> [Exercise data]

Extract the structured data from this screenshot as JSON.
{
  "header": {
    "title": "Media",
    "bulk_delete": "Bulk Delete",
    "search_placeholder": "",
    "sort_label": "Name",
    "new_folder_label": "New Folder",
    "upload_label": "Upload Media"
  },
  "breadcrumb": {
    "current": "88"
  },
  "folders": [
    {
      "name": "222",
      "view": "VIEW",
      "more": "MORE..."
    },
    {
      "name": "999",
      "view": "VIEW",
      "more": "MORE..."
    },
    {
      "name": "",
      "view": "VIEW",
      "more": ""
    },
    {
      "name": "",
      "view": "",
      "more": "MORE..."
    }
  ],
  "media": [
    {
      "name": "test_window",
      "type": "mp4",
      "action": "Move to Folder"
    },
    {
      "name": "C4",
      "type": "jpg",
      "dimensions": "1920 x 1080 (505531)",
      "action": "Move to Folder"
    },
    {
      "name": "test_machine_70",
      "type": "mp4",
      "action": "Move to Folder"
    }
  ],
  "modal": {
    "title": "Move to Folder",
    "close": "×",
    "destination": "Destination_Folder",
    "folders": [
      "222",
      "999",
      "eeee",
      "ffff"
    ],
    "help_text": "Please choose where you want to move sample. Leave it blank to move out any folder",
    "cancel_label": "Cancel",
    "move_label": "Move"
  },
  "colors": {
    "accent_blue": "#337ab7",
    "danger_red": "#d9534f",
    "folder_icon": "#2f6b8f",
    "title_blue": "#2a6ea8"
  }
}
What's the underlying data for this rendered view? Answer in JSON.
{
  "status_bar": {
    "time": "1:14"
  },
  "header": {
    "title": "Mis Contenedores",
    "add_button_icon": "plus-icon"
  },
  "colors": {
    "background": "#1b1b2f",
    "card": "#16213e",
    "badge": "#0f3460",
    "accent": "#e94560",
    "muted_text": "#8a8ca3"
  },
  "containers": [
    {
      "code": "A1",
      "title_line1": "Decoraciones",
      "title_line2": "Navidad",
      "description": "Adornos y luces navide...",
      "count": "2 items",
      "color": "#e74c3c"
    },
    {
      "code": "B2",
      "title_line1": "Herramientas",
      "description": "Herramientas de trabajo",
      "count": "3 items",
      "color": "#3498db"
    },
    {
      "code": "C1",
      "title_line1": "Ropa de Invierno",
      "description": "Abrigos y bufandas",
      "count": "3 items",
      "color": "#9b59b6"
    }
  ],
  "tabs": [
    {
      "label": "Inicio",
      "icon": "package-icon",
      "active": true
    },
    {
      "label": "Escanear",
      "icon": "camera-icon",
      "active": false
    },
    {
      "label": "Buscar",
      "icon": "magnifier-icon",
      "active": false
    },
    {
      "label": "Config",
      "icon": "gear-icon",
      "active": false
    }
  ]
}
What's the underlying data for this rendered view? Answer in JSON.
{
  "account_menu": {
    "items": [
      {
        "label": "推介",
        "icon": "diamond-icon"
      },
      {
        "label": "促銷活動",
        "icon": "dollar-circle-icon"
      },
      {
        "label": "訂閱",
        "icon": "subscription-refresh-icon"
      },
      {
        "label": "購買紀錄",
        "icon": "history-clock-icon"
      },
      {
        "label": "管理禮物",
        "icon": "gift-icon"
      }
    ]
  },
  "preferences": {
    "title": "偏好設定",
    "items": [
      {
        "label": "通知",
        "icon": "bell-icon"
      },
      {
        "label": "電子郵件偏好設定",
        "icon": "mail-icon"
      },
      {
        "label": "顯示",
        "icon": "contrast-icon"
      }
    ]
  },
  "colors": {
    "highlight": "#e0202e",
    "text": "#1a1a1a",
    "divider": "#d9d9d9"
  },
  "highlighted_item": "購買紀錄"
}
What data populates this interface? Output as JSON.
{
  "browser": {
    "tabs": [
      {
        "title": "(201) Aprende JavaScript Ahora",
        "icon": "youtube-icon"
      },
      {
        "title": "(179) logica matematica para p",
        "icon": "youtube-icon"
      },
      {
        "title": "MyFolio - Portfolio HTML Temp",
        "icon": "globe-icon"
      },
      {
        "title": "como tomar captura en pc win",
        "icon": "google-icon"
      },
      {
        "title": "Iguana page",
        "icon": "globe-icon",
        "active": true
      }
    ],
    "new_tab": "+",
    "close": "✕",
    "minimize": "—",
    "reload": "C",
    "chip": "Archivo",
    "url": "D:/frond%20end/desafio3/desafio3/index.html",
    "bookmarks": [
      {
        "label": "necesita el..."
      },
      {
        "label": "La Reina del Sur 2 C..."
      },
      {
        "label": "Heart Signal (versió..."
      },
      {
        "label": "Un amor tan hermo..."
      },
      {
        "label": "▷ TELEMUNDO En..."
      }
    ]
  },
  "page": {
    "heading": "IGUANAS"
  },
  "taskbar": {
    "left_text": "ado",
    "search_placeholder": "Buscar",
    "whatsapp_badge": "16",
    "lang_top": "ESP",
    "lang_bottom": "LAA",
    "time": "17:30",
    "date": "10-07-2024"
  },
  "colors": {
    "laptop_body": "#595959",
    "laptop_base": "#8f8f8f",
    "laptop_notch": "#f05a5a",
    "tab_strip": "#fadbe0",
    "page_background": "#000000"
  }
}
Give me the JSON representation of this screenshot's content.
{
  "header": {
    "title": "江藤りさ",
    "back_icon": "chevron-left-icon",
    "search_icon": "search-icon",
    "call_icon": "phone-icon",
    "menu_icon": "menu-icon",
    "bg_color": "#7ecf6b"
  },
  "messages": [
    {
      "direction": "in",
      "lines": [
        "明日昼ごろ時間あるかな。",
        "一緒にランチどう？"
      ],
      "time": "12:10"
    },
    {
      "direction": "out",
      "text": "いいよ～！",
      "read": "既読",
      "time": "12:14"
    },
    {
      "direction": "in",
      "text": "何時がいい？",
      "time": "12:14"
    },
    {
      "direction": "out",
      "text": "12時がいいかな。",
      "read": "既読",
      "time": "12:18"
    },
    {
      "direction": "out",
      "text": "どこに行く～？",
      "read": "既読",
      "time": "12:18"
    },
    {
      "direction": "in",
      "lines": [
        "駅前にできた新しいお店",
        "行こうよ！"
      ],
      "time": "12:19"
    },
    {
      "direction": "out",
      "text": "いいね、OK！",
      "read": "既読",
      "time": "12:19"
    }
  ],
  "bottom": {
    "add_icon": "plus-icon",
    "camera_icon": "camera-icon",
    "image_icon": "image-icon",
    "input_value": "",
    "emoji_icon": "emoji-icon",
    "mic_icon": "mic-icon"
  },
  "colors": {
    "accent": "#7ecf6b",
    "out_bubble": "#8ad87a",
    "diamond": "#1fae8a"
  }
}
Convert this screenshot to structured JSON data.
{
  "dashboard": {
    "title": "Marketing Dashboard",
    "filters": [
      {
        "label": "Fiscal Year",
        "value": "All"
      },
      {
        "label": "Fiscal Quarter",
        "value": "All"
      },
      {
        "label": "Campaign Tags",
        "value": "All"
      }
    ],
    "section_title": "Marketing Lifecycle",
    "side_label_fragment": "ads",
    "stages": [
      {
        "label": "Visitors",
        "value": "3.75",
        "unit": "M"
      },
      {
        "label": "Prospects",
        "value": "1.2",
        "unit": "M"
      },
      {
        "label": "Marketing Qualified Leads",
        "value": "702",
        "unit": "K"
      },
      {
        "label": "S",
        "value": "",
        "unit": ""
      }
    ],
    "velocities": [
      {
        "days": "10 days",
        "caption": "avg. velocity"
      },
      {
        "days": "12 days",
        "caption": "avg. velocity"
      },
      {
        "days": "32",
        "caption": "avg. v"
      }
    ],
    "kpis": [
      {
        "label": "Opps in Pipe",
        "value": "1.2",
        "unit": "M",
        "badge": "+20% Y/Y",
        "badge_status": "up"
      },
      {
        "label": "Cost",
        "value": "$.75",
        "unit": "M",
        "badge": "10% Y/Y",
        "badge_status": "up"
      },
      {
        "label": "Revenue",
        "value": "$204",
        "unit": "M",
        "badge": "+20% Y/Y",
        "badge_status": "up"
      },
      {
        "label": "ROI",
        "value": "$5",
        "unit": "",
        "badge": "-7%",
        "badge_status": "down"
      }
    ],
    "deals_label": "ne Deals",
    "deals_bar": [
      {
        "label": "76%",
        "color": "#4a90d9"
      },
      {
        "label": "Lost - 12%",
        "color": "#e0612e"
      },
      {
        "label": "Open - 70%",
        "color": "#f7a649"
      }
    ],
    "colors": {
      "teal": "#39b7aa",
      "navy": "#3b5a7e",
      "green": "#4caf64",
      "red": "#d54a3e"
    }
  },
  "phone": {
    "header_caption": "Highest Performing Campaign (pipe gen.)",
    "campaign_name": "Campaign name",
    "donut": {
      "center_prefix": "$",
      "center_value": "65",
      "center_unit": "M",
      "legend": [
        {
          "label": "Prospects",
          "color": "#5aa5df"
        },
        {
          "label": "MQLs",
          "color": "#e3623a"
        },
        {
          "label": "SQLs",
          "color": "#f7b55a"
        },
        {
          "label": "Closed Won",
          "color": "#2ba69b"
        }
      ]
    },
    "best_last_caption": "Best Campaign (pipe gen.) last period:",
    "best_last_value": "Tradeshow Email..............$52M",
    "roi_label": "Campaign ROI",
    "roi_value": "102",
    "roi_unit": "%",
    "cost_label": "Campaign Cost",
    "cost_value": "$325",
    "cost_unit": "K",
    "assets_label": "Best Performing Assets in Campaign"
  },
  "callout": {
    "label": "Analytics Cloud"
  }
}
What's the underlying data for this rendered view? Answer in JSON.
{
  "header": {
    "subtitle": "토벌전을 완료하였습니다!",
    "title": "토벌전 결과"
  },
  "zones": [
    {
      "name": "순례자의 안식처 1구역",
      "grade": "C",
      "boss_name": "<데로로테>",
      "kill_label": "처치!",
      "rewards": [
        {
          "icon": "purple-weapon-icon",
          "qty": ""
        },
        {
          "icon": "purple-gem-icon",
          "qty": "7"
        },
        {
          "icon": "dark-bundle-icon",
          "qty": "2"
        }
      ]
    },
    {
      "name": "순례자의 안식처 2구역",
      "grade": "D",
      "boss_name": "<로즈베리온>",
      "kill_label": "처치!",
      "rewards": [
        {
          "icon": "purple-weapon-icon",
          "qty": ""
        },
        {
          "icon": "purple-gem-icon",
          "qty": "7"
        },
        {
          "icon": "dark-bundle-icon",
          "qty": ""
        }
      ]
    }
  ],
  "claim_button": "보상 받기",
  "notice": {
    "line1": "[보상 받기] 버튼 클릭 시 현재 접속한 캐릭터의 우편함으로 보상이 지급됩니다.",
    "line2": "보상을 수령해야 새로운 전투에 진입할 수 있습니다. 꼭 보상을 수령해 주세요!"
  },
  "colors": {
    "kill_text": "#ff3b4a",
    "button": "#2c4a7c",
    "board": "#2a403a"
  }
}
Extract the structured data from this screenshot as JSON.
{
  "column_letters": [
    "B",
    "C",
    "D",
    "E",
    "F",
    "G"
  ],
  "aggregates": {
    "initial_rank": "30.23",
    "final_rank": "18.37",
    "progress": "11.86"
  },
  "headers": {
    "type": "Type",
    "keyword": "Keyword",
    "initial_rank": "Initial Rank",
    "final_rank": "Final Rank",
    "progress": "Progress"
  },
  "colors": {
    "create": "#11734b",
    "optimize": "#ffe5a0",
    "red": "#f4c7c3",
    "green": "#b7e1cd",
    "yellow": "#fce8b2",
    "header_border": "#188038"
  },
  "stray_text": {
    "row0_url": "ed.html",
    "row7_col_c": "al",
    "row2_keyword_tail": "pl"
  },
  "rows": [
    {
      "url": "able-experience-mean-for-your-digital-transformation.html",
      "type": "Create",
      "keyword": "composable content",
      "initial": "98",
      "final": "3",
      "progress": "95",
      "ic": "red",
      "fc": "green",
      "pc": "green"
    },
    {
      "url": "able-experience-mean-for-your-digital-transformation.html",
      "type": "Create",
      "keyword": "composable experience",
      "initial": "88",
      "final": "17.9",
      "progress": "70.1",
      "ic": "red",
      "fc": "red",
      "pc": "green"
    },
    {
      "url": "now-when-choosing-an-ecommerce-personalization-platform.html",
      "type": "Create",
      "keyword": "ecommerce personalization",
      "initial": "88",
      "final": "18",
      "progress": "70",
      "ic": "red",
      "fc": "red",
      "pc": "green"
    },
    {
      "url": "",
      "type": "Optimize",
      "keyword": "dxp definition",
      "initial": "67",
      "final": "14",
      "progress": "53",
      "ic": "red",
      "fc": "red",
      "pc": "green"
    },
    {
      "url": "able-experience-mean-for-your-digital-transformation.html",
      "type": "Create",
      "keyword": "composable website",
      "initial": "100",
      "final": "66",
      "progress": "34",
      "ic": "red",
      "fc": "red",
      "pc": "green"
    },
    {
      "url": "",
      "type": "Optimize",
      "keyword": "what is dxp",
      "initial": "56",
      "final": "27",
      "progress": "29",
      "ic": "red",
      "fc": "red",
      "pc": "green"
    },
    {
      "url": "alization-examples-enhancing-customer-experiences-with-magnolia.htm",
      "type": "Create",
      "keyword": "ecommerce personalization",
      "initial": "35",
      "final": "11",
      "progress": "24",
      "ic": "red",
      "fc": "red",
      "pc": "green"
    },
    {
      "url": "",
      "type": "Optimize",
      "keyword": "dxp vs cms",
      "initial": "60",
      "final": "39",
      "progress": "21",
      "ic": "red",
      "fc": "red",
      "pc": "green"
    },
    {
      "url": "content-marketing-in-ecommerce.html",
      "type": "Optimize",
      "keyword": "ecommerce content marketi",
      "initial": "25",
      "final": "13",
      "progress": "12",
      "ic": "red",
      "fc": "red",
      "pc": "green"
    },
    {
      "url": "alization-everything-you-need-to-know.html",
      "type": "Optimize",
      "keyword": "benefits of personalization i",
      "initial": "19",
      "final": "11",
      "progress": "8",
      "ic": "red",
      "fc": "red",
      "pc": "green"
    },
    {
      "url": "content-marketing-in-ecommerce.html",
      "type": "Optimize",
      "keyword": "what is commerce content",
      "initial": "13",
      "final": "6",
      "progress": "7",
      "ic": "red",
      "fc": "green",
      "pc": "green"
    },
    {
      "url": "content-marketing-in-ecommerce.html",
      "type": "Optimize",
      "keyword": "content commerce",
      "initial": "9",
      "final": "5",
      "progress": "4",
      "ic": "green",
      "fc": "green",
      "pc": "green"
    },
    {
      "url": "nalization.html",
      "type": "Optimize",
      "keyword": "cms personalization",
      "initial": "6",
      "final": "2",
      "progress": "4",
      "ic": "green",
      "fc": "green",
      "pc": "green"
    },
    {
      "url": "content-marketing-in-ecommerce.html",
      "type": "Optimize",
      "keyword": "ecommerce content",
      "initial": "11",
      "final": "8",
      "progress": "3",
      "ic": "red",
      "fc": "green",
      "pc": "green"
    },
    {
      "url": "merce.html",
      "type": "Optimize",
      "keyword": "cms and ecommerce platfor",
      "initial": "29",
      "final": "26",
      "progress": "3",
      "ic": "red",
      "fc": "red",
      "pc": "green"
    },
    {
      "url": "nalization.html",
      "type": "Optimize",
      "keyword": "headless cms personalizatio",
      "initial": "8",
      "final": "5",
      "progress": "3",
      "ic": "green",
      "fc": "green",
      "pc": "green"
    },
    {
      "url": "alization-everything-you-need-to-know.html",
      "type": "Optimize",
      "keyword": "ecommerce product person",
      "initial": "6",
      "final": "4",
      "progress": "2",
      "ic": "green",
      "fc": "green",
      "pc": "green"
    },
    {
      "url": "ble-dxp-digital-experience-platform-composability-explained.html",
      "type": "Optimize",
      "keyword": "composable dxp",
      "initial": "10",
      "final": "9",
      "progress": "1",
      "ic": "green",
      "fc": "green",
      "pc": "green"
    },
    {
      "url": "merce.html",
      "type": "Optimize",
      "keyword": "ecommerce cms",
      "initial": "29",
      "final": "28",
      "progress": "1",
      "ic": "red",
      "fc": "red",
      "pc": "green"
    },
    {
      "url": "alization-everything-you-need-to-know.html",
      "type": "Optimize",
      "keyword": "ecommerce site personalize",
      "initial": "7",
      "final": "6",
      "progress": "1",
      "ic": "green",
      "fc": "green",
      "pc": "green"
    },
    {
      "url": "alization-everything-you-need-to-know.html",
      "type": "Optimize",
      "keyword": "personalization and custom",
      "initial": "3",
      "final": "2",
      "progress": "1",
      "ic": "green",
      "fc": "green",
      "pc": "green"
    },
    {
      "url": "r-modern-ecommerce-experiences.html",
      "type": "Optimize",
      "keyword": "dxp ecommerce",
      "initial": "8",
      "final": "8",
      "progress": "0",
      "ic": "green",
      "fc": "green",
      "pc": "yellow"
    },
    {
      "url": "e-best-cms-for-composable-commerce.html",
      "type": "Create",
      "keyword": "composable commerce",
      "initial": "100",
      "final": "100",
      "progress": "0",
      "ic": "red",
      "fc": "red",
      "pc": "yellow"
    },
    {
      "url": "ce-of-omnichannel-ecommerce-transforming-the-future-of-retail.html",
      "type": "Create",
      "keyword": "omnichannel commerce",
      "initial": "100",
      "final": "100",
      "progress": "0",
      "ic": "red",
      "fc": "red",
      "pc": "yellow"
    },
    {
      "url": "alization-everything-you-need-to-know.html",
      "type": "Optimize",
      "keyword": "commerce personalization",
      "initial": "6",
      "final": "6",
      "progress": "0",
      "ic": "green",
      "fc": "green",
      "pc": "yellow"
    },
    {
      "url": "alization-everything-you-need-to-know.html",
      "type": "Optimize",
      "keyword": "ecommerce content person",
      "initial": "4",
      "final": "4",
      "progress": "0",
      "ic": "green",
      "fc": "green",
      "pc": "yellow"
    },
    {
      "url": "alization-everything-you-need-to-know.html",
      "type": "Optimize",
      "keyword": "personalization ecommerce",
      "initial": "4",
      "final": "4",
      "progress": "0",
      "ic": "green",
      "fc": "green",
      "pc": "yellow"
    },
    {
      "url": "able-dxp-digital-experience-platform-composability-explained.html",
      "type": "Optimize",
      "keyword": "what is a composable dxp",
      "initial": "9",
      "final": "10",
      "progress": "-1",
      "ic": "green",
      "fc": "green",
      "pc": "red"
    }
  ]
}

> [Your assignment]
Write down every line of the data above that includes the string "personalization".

> [Response]
      "url": "now-when-choosing-an-ecommerce-personalization-platform.html",
      "keyword": "ecommerce personalization",
      "keyword": "ecommerce personalization",
      "keyword": "benefits of personalization i",
      "keyword": "cms personalization",
      "keyword": "personalization and custom",
      "keyword": "commerce personalization",
      "keyword": "personalization ecommerce",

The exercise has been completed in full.